The problem
Each line from the one containing "Enumerate this screenshot's" through the last line of the records below is to be repeated as written, with nothing added.
..............................
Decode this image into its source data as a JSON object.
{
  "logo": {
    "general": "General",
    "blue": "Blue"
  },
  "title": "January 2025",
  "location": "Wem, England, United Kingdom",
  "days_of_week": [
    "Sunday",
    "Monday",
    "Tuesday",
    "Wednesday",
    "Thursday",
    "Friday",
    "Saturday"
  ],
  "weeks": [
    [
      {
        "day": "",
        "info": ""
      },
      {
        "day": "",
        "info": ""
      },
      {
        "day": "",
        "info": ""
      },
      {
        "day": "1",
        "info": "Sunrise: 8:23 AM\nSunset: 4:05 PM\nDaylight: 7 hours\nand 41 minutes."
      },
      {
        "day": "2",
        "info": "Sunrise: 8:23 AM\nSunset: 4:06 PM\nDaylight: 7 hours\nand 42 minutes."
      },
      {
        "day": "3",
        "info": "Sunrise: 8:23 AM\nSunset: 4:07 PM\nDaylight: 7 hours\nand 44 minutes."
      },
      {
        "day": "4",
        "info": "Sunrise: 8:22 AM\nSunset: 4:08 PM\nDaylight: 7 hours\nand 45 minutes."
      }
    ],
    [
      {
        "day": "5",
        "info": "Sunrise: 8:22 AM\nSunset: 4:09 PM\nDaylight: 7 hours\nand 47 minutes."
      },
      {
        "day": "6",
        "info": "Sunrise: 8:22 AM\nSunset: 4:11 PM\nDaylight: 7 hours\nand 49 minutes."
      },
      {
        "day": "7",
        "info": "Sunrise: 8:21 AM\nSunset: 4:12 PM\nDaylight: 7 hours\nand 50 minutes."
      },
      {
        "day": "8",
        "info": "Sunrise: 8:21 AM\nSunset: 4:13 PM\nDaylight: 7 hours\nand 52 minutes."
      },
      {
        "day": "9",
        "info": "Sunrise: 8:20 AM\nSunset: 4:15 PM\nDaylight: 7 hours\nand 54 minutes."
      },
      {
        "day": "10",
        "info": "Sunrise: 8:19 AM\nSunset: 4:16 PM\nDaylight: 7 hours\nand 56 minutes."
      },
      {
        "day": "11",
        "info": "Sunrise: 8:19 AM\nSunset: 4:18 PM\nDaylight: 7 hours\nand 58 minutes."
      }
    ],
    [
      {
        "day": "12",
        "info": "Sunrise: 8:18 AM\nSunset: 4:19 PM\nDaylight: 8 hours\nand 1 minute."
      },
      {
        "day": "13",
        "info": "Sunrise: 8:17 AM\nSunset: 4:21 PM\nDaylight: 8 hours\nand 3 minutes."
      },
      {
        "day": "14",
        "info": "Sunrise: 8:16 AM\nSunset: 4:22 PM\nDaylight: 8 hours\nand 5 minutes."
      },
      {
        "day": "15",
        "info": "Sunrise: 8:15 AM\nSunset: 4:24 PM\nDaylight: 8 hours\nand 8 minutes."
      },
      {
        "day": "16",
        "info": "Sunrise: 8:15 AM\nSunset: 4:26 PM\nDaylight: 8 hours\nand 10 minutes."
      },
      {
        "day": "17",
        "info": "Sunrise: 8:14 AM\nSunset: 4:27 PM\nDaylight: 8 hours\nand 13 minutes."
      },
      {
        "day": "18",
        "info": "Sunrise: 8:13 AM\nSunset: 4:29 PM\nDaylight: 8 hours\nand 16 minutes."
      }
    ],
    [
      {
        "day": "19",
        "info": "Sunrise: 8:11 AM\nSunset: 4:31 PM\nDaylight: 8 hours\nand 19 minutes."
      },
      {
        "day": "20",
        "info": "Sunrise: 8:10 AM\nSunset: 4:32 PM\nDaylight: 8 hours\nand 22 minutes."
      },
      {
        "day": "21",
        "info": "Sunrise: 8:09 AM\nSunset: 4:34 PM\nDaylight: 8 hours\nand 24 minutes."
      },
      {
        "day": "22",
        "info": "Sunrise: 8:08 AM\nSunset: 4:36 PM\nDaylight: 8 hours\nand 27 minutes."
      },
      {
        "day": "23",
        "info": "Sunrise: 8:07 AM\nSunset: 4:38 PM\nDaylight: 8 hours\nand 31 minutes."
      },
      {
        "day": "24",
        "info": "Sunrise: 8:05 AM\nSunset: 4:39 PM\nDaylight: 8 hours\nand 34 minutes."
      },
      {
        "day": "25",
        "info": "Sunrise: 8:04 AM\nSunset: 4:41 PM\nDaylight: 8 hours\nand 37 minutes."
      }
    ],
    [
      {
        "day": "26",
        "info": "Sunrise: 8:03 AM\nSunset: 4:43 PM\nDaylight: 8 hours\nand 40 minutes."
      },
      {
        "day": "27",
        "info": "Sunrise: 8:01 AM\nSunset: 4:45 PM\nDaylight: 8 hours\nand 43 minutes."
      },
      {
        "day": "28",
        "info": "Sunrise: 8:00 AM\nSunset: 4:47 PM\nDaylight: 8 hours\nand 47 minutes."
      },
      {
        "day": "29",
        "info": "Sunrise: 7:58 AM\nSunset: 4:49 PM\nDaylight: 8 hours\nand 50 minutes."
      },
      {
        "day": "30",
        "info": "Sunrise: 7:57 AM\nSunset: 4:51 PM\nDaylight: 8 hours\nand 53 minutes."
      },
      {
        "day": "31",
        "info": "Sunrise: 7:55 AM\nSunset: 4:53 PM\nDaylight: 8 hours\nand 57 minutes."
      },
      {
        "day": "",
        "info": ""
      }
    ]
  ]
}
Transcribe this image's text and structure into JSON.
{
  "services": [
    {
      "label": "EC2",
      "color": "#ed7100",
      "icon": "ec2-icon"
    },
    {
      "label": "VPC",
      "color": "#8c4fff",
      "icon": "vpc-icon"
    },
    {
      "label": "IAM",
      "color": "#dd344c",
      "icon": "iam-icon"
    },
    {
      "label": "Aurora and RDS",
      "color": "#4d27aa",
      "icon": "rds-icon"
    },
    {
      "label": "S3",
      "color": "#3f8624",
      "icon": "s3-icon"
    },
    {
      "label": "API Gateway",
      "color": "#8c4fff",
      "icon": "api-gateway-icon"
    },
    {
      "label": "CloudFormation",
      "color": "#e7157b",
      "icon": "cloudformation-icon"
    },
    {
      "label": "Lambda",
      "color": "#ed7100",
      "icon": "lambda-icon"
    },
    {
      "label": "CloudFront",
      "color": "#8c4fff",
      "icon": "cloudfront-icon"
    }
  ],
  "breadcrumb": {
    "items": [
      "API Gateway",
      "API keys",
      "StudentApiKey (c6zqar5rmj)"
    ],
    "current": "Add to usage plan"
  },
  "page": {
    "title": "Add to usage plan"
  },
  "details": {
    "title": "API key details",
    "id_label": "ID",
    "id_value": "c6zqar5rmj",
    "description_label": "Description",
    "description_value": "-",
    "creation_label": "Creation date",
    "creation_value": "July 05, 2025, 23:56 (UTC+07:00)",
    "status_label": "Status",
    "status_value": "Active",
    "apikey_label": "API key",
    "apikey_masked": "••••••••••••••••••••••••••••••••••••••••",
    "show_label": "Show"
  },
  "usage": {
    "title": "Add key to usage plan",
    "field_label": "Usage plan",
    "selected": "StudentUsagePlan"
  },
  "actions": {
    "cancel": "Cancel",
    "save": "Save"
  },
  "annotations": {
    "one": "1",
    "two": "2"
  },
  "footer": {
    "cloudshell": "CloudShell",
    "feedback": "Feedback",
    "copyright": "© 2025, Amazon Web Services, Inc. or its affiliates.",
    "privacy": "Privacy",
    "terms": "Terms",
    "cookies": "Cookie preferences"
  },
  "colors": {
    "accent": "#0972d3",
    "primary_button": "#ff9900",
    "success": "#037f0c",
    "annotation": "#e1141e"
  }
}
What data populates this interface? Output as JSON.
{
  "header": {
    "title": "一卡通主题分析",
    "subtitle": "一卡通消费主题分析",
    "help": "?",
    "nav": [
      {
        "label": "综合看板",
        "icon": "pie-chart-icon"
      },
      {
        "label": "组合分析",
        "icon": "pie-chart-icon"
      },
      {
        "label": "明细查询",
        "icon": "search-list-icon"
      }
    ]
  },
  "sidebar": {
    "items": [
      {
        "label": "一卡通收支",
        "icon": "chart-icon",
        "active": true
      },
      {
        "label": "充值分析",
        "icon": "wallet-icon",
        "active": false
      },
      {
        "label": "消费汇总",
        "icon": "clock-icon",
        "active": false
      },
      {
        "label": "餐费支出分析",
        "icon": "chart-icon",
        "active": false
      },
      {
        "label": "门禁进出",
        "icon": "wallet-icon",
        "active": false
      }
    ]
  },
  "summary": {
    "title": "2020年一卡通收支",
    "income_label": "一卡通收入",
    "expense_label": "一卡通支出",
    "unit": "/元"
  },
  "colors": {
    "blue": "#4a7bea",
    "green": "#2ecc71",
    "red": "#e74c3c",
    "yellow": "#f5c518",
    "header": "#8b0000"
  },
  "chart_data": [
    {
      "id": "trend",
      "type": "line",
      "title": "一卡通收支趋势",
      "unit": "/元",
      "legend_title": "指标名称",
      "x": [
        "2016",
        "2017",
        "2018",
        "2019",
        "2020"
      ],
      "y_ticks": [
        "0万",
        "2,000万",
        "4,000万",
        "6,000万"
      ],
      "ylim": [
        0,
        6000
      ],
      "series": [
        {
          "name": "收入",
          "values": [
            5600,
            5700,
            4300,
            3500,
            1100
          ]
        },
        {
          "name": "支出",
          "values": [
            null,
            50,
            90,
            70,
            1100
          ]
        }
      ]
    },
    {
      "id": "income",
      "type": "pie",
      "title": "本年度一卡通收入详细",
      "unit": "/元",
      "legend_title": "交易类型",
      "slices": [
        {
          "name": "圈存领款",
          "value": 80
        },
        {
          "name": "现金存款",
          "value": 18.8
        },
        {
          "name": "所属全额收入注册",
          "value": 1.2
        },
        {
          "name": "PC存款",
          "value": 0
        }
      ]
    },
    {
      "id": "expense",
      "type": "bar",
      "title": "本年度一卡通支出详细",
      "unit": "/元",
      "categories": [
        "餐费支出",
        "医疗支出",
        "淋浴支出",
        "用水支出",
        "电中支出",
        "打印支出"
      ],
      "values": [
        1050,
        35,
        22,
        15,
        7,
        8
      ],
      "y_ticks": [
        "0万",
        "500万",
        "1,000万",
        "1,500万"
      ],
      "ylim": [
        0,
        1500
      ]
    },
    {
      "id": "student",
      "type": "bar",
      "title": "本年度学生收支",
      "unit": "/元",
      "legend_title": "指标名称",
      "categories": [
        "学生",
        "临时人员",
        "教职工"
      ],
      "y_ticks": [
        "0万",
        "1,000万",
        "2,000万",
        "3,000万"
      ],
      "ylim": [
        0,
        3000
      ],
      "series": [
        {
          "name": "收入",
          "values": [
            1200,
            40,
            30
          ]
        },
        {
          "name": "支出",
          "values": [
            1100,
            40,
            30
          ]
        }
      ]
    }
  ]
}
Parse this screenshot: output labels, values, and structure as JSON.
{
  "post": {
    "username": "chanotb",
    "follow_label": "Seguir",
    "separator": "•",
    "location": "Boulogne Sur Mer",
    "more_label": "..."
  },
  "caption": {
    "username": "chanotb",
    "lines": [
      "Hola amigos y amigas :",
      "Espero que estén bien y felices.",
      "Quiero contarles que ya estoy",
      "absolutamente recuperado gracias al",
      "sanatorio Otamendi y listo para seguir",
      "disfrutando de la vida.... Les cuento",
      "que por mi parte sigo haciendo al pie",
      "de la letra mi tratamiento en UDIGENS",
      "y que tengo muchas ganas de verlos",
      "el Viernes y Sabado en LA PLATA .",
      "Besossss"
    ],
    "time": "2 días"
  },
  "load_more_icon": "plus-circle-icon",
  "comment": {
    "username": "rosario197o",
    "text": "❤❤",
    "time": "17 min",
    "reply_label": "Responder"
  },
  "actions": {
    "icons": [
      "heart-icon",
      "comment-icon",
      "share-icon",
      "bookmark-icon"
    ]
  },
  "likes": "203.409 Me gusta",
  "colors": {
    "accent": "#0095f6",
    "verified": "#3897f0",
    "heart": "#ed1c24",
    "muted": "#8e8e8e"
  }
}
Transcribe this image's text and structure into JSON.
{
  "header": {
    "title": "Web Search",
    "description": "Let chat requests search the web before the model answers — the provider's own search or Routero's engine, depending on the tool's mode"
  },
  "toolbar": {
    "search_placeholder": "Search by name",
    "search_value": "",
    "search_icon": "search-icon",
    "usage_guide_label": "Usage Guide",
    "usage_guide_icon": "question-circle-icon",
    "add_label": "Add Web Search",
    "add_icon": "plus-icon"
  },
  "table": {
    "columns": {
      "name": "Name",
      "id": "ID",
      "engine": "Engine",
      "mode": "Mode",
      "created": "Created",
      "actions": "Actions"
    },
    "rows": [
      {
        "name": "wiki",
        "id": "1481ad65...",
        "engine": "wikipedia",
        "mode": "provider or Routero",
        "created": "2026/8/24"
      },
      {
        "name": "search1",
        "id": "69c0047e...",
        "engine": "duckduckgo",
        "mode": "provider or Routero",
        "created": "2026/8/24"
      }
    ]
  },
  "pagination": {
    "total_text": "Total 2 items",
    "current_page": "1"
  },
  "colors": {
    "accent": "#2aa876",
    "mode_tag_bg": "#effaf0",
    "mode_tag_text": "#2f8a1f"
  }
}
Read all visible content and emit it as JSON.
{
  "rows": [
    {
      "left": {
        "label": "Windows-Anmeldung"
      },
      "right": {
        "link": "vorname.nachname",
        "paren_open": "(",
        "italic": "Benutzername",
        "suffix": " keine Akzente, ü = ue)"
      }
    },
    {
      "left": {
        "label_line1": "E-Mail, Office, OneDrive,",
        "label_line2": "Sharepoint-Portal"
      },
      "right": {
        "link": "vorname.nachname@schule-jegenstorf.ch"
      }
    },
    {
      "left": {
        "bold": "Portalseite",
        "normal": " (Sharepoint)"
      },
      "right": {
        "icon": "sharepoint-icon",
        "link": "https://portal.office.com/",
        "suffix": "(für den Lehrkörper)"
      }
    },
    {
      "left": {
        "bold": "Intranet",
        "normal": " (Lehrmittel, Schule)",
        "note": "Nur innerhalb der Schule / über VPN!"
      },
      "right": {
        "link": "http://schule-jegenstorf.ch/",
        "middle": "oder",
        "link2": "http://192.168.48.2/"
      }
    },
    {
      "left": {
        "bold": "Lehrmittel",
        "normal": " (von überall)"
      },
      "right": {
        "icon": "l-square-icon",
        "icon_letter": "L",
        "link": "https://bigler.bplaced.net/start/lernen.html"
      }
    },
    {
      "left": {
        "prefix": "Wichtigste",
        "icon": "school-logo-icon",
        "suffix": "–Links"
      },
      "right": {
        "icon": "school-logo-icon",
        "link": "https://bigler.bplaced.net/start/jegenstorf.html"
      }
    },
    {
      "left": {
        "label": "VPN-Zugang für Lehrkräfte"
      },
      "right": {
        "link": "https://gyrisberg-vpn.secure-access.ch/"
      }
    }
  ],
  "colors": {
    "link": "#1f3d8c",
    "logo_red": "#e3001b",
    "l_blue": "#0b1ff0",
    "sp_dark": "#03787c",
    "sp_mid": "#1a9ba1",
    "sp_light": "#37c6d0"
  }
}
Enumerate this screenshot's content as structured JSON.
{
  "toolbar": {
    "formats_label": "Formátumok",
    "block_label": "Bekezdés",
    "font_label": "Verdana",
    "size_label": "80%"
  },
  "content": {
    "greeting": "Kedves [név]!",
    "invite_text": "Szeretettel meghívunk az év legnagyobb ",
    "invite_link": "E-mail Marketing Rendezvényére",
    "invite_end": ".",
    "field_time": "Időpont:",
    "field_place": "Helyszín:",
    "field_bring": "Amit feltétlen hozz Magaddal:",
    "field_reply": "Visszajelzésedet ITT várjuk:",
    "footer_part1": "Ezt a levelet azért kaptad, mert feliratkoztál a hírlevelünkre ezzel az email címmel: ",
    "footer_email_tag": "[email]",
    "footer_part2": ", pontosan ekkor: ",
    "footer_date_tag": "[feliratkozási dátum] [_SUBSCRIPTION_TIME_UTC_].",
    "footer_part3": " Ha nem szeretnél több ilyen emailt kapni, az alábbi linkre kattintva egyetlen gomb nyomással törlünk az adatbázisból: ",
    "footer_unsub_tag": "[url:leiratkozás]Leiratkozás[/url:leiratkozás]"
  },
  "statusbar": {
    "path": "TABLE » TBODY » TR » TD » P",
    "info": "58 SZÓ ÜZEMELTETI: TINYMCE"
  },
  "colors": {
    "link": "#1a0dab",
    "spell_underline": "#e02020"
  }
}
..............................
Written reply
Enumerate this screenshot's content as structured JSON.
{
  "toolbar": {
    "formats_label": "Formátumok",
    "block_label": "Bekezdés",
    "font_label": "Verdana",
    "size_label": "80%"
  },
  "content": {
    "greeting": "Kedves [név]!",
    "invite_text": "Szeretettel meghívunk az év legnagyobb ",
    "invite_link": "E-mail Marketing Rendezvényére",
    "invite_end": ".",
    "field_time": "Időpont:",
    "field_place": "Helyszín:",
    "field_bring": "Amit feltétlen hozz Magaddal:",
    "field_reply": "Visszajelzésedet ITT várjuk:",
    "footer_part1": "Ezt a levelet azért kaptad, mert feliratkoztál a hírlevelünkre ezzel az email címmel: ",
    "footer_email_tag": "[email]",
    "footer_part2": ", pontosan ekkor: ",
    "footer_date_tag": "[feliratkozási dátum] [_SUBSCRIPTION_TIME_UTC_].",
    "footer_part3": " Ha nem szeretnél több ilyen emailt kapni, az alábbi linkre kattintva egyetlen gomb nyomással törlünk az adatbázisból: ",
    "footer_unsub_tag": "[url:leiratkozás]Leiratkozás[/url:leiratkozás]"
  },
  "statusbar": {
    "path": "TABLE » TBODY » TR » TD » P",
    "info": "58 SZÓ ÜZEMELTETI: TINYMCE"
  },
  "colors": {
    "link": "#1a0dab",
    "spell_underline": "#e02020"
  }
}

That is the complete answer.